**** Source material

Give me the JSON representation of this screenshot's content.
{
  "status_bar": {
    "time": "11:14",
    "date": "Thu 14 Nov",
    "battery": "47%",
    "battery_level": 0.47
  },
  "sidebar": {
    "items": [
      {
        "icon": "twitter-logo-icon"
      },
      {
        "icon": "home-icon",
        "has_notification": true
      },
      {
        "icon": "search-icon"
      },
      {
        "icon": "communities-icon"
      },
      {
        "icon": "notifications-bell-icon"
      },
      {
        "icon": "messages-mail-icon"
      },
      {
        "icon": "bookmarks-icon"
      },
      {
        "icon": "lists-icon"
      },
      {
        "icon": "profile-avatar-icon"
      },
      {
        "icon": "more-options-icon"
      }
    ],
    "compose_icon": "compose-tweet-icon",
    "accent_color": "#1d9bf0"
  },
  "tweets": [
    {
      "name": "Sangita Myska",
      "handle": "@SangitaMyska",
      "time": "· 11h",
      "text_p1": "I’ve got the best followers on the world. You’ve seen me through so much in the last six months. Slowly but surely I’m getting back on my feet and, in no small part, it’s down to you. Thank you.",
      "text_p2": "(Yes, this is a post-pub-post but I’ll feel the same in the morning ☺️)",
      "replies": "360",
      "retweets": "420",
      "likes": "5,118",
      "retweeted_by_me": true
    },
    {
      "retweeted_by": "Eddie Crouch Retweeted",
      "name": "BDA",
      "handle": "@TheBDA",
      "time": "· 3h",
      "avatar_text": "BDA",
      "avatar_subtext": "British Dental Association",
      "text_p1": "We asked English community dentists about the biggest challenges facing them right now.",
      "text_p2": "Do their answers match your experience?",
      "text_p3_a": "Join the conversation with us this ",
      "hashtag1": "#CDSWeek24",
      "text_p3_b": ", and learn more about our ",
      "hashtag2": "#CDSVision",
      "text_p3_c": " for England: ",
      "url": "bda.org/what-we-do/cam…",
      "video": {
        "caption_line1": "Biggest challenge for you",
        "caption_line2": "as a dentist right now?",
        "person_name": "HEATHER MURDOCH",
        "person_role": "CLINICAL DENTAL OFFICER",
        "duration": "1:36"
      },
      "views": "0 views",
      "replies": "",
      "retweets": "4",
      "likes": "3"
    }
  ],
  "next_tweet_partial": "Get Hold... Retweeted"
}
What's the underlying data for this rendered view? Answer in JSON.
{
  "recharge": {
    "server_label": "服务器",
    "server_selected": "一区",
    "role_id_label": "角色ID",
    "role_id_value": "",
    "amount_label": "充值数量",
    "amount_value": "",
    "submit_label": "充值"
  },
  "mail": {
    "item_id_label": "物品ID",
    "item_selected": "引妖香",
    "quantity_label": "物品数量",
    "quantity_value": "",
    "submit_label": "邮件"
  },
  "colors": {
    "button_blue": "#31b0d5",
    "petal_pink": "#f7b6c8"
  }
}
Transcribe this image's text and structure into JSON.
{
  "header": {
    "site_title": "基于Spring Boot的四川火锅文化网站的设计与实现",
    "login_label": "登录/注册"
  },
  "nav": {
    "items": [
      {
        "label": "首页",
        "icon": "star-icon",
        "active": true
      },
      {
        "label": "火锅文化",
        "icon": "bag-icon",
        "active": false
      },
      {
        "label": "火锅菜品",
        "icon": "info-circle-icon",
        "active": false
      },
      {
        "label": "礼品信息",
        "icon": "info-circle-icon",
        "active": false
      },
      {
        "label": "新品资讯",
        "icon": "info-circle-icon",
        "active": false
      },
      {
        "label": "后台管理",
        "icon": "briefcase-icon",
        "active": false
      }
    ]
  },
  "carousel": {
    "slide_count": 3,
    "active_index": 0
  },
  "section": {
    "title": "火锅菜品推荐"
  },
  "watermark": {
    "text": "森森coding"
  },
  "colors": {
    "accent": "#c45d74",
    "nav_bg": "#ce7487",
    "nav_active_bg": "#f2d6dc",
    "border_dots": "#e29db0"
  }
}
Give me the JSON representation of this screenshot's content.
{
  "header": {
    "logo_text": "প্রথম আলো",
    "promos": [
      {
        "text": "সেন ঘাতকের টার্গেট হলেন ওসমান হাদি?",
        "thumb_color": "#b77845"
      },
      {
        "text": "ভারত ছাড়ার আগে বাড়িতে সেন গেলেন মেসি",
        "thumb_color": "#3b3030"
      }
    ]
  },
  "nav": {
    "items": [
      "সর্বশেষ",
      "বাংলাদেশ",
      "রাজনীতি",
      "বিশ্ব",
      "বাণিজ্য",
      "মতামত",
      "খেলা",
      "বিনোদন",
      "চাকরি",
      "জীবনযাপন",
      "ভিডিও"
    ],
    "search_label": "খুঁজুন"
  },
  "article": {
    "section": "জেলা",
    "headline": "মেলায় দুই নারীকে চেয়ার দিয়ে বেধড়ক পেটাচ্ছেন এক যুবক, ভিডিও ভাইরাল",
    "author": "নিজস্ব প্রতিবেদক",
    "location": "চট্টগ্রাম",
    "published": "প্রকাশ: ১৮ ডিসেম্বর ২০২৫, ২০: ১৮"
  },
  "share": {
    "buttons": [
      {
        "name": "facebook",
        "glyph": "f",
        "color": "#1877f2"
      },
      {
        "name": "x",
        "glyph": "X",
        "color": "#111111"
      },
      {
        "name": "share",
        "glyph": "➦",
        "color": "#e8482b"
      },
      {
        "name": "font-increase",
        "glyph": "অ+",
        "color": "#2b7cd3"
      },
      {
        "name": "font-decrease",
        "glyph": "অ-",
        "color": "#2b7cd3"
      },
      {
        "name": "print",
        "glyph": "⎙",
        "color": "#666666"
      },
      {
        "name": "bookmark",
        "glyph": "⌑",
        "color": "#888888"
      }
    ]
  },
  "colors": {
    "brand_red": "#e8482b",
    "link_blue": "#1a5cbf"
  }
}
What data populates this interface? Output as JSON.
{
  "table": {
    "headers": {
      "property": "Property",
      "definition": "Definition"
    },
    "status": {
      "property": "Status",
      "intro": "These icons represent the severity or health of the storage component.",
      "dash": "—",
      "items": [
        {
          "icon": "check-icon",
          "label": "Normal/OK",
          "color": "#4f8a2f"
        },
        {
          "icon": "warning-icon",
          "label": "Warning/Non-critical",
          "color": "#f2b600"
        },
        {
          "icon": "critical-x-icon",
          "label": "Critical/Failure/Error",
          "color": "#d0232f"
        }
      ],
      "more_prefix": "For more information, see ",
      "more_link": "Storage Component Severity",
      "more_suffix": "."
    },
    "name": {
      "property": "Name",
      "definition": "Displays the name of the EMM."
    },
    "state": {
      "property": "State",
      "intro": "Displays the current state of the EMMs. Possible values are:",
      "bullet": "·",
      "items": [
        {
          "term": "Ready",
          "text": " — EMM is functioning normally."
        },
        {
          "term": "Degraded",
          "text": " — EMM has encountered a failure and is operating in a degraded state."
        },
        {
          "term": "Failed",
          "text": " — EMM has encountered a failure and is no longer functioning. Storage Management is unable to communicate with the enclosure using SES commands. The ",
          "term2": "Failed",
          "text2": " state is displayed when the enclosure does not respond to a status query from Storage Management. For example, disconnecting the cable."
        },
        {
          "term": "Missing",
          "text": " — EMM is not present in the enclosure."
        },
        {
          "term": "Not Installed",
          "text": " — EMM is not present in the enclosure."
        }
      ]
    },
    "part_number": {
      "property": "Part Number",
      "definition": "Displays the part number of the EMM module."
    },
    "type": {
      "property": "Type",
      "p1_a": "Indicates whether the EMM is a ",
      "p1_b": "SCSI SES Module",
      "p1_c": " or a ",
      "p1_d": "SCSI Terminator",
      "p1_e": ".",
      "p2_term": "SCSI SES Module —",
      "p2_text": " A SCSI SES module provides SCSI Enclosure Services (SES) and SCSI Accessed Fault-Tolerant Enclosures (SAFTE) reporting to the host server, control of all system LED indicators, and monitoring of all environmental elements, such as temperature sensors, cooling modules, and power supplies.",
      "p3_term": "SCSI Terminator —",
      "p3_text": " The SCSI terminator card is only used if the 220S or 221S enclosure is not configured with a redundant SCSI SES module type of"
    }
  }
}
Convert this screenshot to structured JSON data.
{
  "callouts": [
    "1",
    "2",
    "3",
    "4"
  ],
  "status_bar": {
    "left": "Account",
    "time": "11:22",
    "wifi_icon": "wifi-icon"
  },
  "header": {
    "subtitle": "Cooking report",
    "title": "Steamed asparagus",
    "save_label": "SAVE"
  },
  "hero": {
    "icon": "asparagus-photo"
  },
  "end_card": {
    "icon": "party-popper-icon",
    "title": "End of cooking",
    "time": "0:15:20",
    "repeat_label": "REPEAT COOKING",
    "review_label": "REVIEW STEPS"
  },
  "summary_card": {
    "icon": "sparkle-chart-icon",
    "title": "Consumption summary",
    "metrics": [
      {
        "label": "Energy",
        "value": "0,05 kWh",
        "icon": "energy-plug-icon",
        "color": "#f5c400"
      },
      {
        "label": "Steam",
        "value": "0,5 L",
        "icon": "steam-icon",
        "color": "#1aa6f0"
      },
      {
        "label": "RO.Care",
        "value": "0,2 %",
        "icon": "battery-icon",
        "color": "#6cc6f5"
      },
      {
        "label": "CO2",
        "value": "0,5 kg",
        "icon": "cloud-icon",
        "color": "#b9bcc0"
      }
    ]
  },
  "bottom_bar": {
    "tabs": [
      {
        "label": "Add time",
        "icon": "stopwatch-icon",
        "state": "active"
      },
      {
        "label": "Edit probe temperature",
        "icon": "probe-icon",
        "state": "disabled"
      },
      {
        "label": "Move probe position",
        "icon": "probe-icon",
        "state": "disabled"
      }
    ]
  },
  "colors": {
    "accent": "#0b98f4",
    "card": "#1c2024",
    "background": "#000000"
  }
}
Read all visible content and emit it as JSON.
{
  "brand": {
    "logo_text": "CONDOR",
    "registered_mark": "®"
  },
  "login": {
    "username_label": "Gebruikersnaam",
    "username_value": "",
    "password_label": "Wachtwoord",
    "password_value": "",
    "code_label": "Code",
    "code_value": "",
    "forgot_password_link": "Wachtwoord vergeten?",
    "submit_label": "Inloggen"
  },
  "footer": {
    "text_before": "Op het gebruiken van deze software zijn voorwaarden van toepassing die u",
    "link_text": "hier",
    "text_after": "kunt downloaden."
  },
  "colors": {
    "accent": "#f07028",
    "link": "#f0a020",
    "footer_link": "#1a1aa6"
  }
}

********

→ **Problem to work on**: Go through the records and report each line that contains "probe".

→ **Finished exercise**:
        "label": "Edit probe temperature",
        "icon": "probe-icon",
        "label": "Move probe position",
        "icon": "probe-icon",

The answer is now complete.